• **Problem statement**
Please repeat the data exactly. Any picture in it stays out.

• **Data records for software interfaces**
*-*-*

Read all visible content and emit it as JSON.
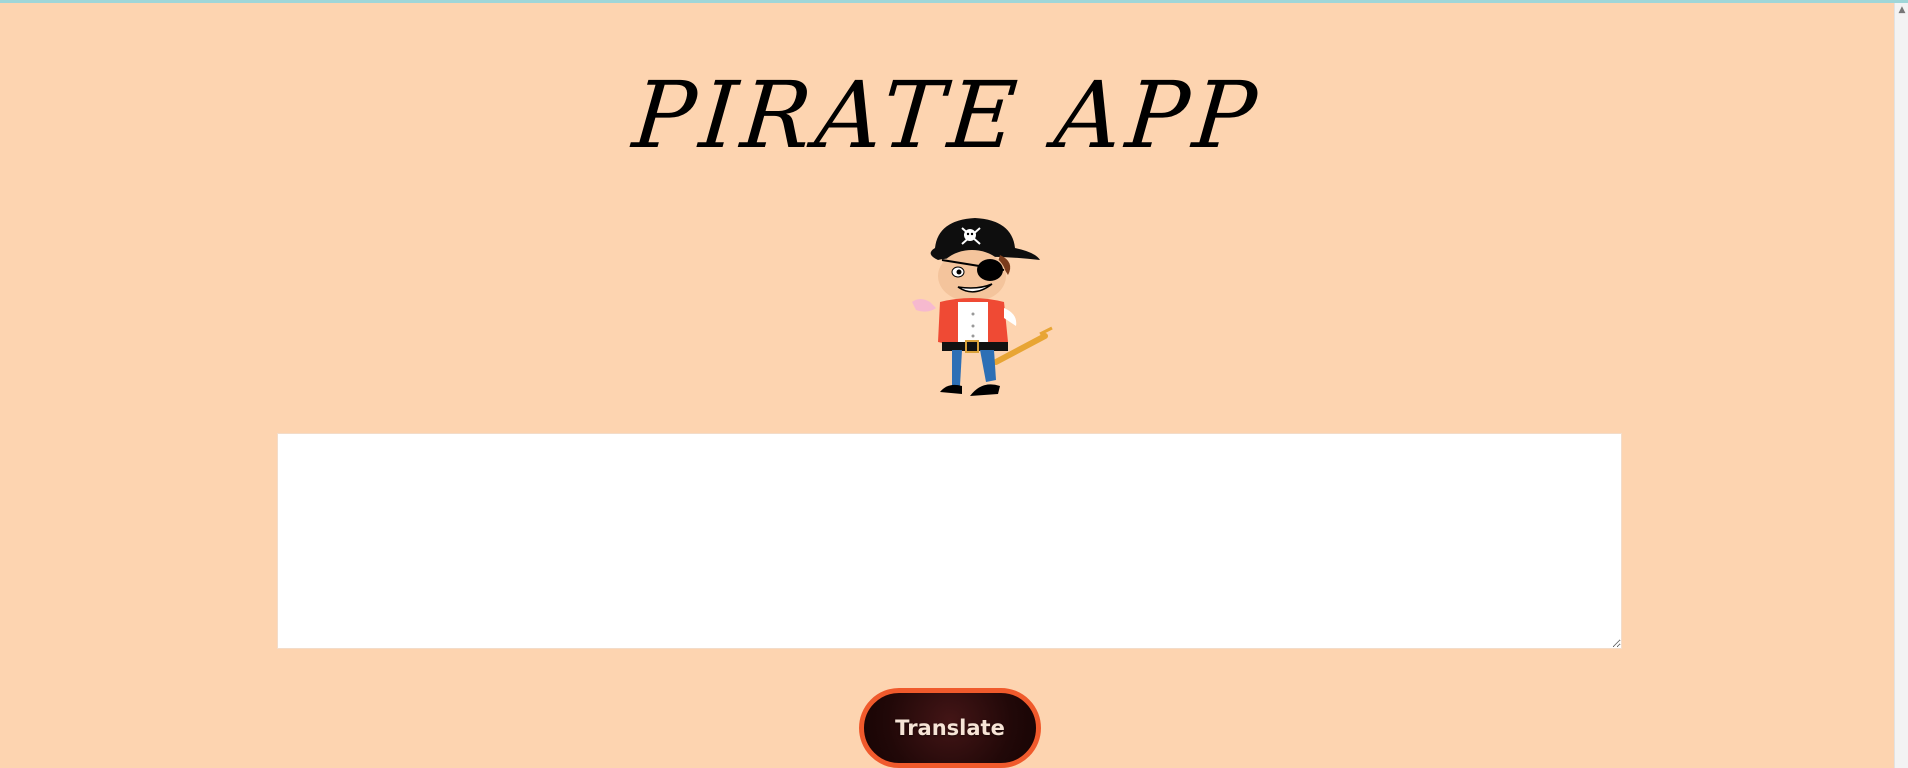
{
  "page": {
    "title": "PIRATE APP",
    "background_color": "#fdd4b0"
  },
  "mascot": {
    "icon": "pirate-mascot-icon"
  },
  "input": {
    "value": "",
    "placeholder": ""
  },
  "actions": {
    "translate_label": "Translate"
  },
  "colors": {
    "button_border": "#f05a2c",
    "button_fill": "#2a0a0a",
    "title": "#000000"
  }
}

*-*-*

• **Answer to the exercise**
Read all visible content and emit it as JSON.
{
  "page": {
    "title": "PIRATE APP",
    "background_color": "#fdd4b0"
  },
  "mascot": {
    "icon": "pirate-mascot-icon"
  },
  "input": {
    "value": "",
    "placeholder": ""
  },
  "actions": {
    "translate_label": "Translate"
  },
  "colors": {
    "button_border": "#f05a2c",
    "button_fill": "#2a0a0a",
    "title": "#000000"
  }
}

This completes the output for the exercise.